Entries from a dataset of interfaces
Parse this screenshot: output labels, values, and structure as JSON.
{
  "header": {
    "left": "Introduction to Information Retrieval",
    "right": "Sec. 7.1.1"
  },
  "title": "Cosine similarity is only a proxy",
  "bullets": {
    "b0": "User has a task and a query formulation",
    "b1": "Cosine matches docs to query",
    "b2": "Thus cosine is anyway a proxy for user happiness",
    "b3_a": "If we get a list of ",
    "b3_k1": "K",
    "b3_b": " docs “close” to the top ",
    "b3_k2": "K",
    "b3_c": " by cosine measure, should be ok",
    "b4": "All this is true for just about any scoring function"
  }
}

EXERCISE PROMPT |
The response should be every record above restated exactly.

TASK ANSWER |
Parse this screenshot: output labels, values, and structure as JSON.
{
  "header": {
    "left": "Introduction to Information Retrieval",
    "right": "Sec. 7.1.1"
  },
  "title": "Cosine similarity is only a proxy",
  "bullets": {
    "b0": "User has a task and a query formulation",
    "b1": "Cosine matches docs to query",
    "b2": "Thus cosine is anyway a proxy for user happiness",
    "b3_a": "If we get a list of ",
    "b3_k1": "K",
    "b3_b": " docs “close” to the top ",
    "b3_k2": "K",
    "b3_c": " by cosine measure, should be ok",
    "b4": "All this is true for just about any scoring function"
  }
}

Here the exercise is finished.